Editor’s Note: Fareed Zakaria hosts Fareed Zakaria GPS, airing Sundays at 10 a.m. and 1 p.m. ET on CNN. The views expressed here are his own. Read more opinion at CNN.

CNN  — 

One year into Russia’s naked aggression against Ukraine, it has become clear that neither side is strong enough to win the war nor weak enough to sue for peace. The conflict has settled into a stalemate. After making impressive gains, Ukraine’s armed forces have not made significant advances in months. Russia meanwhile has dug into the territories it occupies, and its further attacks are having little success so far.

Fareed Zakaria

The numbers tell the story. According to a Washington Post analysis, Russia occupied about 7% of Ukrainian territory when it launched its invasion in February 2022. It swept into eastern Ukraine, and in a month it was holding 22% of the country. Then came Ukrainian counter-offensives, which by mid-November had taken back about a third of those gains. In the last three months, nothing significant has changed. Ukraine and Russia are both planning new moves, but it would take massive victories to fundamentally change the situation. To put it another way, Ukraine would need to recover roughly twice as much territory as it was able to last year, just to get back the lands conquered since the 2022 invasion.

Russia’s performance in the war has been poor, but it is doing better, especially at holding territory. Russia has also been able to stabilize its economy, which the IMF projects will do better this year than the UK’s or Germany’s. Russia is trading freely with such economic behemoths as China, and India, as well as neighbors like Turkey and Iran. Because of these countries and many more, outside of the advanced technology sector, it has access to all the goods and capital it lost through the Western boycott. There is now a huge world economy that does not include the West, and Russia can swim in those waters freely.

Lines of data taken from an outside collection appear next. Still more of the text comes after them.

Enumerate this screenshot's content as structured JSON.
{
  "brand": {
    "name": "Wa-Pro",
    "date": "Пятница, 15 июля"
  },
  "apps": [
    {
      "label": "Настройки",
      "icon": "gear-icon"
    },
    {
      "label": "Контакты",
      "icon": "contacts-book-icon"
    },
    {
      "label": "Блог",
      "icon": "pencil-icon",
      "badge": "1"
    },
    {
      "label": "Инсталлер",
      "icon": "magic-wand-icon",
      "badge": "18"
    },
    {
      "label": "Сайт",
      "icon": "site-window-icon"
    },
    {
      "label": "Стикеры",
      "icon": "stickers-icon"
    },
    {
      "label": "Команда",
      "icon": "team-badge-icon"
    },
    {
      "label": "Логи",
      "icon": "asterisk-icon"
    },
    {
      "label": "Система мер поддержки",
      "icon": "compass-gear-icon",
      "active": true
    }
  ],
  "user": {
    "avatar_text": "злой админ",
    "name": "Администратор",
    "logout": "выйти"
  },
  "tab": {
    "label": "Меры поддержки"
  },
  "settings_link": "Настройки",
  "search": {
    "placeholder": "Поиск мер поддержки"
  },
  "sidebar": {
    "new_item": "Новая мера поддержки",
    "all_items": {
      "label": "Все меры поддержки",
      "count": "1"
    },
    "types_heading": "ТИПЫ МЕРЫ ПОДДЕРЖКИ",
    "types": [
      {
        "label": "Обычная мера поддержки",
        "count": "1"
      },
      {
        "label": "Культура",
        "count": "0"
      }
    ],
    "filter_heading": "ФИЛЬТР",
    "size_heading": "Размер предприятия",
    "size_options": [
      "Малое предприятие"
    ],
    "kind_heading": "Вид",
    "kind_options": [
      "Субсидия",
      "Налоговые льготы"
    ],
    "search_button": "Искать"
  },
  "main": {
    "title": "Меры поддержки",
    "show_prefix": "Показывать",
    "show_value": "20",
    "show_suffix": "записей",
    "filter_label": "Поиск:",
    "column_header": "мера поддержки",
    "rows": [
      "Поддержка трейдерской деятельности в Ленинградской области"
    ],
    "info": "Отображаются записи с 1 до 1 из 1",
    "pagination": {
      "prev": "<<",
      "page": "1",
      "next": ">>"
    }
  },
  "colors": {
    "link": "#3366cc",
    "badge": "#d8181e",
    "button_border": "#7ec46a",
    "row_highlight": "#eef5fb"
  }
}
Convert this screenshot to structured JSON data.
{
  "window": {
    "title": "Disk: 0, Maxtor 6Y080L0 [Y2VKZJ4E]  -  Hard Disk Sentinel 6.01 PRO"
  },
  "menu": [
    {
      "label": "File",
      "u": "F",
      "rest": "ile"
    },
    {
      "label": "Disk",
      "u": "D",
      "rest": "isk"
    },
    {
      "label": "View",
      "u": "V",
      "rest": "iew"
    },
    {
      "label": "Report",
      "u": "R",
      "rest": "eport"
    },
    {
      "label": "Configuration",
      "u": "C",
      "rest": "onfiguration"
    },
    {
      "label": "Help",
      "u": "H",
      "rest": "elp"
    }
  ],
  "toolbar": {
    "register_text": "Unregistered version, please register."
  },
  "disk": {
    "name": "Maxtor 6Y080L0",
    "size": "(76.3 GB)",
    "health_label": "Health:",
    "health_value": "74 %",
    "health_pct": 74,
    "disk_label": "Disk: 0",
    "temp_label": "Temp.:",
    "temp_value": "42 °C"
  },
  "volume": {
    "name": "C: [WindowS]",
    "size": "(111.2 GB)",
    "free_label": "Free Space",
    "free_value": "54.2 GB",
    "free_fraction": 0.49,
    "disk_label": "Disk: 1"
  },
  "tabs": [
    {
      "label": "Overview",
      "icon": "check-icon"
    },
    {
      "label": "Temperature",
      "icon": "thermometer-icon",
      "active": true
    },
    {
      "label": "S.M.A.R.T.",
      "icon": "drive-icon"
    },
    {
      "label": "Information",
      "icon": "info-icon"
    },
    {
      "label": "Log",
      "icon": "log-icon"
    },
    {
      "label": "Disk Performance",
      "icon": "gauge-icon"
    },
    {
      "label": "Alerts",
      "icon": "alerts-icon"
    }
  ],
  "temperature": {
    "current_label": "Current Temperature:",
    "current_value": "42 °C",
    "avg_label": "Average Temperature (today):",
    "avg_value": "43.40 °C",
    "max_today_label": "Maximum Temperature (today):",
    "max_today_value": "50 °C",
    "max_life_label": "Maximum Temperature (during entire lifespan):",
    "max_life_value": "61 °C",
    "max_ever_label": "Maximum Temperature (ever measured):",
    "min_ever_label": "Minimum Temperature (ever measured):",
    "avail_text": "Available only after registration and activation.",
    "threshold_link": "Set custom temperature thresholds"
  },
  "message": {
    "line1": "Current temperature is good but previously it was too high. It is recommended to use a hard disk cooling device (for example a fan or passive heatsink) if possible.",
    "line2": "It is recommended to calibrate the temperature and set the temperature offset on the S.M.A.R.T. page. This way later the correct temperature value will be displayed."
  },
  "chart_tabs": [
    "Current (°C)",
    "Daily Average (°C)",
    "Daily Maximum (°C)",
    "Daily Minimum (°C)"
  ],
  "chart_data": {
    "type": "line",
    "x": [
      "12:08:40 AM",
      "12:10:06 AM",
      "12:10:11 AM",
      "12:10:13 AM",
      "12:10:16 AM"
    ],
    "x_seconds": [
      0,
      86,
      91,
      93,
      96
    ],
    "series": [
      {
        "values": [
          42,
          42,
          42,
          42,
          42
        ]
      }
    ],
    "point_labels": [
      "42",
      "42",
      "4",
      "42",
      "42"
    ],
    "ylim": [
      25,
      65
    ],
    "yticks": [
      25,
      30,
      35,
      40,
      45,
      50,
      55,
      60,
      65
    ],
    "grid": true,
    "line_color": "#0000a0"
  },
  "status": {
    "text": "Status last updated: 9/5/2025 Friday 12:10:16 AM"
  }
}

The long-term costs of the war and the effects of the sanctions are real but slow. This kind of isolation and pain rarely changes a dictatorship’s policies – look at North Korea, Iran, Cuba and Venezuela.